            Be especially careful when selecting a burr grinder. They clog very easily...especially over time and are a real p.i.t.a. to clean.

            4 Replies
            1. re: HillJ
              jayt90 Feb 19, 2008 09:14 AM

              I had a cheap $35 PC (same as Kenmore) burr, took it back because it was messy and produced an uneven grind no matter how it was adjusted. Got a Kitchenaid A-9, and just this week a manual Zassenhaus (works great, but it would be a distraction in an office.) Both of these burr grinders can be cleaned by grinding a handful of barley.

              Sweetmaria's http://www.sweetmarias.com/prod.elect... likes a simple Bodum at $22, but it may be out of stock.

              1. re: jayt90
                HillJ Feb 19, 2008 12:13 PM

                No doubt there are burr grinders at various prices that can do a good job. But you lost me at cleaning with a handful of barley (she said with a wink). A whirling blade requires a quick wipe down and you're on your way to perk heaven.

                1. re: HillJ
                  jayt90 Feb 19, 2008 12:40 PM

                  I agree, somewhat, as I have apparently bought into the burr thing, and learned they are messy and problematic. My KA has only required a barley treatment 3 times in 2 years, but it is messy.
                  I got the Zassenhaus to prove a point (somewhat obsessively), that a superb cuppa can be made everyday, at home, with a hand grinder and an Aeropress.

                2. re: jayt90
                  d
                  DishyDiva Feb 20, 2008 10:18 AM

                  If you don't have barley on hand, rice grains work as well.

              2. b
                Buckethead Feb 19, 2008 08:17 AM

                I don't know about those two in particular, but the main difference (that matters) between coffee grinders is the grinding mechanism, either a high-speed spinning blade or a set of rotating burrs. A burr grinder is much better than a blade grinder, it grinds the beans at a lower speed and the coffee comes out in a more consistent size. Of course, burr grinders cost more. Which Cuisinart model are you looking at?

                3 Replies
                1. re: Buckethead
                  sleepycat Feb 19, 2008 01:37 PM

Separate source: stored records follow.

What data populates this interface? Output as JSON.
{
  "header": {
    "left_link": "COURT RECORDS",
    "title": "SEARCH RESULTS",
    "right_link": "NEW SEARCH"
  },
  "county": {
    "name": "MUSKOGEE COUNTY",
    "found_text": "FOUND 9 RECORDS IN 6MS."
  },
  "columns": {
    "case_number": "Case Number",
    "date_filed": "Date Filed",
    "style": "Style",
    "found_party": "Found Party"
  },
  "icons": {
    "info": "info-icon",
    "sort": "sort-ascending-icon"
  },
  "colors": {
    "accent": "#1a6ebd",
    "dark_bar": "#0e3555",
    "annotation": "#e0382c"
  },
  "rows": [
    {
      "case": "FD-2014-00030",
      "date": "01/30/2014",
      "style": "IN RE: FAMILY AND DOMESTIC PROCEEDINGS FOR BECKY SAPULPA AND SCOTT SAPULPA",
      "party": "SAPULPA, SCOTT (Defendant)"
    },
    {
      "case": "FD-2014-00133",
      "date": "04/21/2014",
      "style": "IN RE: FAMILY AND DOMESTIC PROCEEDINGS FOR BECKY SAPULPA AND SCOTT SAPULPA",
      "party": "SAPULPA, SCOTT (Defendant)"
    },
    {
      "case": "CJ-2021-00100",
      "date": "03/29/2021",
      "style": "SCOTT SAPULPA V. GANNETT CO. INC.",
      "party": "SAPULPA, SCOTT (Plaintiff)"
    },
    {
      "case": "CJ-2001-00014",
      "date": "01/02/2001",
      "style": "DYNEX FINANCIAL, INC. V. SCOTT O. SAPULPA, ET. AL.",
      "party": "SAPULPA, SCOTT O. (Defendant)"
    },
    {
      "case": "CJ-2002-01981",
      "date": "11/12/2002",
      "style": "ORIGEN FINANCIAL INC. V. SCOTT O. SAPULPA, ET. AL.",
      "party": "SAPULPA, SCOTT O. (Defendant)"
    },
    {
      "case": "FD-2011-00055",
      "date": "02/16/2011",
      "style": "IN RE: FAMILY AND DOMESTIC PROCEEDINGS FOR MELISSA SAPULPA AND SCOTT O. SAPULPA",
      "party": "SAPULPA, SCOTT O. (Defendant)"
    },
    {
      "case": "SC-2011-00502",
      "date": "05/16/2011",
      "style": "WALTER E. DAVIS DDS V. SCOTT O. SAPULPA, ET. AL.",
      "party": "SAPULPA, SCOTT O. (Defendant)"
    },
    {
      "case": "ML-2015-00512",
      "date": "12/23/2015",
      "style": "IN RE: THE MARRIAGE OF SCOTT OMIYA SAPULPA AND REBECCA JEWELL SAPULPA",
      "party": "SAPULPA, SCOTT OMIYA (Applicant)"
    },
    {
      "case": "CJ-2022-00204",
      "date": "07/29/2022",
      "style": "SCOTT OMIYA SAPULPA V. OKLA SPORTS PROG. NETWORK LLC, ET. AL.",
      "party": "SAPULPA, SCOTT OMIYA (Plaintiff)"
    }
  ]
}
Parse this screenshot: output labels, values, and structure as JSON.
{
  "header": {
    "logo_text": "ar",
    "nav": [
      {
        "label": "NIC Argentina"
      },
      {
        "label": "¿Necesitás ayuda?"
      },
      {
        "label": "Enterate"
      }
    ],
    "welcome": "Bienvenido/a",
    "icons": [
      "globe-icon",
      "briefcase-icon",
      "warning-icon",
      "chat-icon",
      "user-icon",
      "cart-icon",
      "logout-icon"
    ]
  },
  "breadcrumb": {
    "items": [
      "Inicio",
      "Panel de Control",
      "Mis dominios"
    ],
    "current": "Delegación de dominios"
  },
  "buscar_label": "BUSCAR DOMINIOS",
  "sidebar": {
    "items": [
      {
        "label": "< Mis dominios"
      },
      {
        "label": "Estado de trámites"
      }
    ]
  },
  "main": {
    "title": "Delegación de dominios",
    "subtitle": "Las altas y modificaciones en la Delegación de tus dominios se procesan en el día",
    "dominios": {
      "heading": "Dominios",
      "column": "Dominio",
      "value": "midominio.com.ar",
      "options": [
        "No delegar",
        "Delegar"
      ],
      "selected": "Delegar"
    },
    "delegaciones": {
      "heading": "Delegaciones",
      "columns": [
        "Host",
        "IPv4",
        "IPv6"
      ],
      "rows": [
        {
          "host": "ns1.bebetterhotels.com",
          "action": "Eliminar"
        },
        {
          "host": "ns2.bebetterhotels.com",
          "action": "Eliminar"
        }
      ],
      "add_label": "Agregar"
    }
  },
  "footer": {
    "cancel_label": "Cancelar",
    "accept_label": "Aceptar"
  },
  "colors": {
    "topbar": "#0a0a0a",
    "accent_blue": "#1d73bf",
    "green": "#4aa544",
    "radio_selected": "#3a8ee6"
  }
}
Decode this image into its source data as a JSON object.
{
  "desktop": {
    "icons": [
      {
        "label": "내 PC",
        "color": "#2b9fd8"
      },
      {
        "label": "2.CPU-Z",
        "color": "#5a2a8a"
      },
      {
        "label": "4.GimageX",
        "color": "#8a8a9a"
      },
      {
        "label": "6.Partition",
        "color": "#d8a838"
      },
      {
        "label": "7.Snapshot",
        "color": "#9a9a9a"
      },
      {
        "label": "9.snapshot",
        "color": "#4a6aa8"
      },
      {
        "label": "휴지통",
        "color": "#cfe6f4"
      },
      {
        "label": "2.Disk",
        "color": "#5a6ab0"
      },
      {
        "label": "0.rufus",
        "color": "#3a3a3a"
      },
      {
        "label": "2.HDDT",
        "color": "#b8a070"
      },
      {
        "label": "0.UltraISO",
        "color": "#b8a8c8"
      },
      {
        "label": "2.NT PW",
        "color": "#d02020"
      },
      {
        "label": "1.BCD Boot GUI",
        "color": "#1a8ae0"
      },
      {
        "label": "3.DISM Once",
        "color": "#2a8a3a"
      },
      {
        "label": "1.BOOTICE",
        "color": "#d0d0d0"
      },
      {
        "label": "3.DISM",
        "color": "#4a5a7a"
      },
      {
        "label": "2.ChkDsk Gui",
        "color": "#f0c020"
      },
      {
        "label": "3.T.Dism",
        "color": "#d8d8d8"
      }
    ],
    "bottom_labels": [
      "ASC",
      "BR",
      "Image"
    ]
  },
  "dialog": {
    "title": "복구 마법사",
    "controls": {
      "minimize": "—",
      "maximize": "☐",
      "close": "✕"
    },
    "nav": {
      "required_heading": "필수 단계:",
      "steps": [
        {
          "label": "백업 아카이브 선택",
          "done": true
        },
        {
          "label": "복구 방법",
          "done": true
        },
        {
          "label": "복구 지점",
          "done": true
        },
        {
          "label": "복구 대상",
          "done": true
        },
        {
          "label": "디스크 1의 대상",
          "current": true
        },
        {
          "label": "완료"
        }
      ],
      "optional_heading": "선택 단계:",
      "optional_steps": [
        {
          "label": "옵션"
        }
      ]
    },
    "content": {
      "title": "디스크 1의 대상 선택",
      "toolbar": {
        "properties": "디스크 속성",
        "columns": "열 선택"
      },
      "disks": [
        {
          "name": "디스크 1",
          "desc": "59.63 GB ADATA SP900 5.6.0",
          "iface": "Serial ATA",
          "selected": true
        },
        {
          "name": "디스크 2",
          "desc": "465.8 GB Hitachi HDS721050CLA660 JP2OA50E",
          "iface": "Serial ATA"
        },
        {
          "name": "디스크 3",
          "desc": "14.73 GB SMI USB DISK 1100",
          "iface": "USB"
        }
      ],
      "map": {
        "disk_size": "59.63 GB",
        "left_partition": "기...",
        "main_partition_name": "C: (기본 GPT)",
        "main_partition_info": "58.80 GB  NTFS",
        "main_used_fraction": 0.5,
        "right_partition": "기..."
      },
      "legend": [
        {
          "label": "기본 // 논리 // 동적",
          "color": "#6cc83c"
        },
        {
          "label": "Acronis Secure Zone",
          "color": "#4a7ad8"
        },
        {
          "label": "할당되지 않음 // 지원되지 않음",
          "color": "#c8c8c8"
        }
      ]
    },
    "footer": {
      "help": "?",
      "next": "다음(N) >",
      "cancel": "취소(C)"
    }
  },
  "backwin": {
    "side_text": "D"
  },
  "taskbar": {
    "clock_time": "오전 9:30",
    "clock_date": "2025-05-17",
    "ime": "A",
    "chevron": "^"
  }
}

                  well i bought but didnt open
                  cuisinart grind central brushed stainless series 2.6l 18 cup capacity model dcg 12bcc

                  1. re: sleepycat
                    b
                    Buckethead Feb 19, 2008 07:04 PM

                    That's a blade grinder. Does he need a lot of coffee ground at once? It seems like the main thing that grinder has going for it is a large capacity. Reviewers on Amazon don't seem to think much of its reliability though.

                    1. re: Buckethead
                      sleepycat Feb 19, 2008 08:33 PM

                      no he's just making it for himself hmmmmmm

                2. HillJ Feb 18, 2008 01:22 PM

                  My fav grinder remains the 20.00 Krups "whirly" grinder.
                  I own 3; coffee bean, tea leaves & whole spices.
                  Going on 23 years with the first one.
                  Good luck!

                  Show Hidden Posts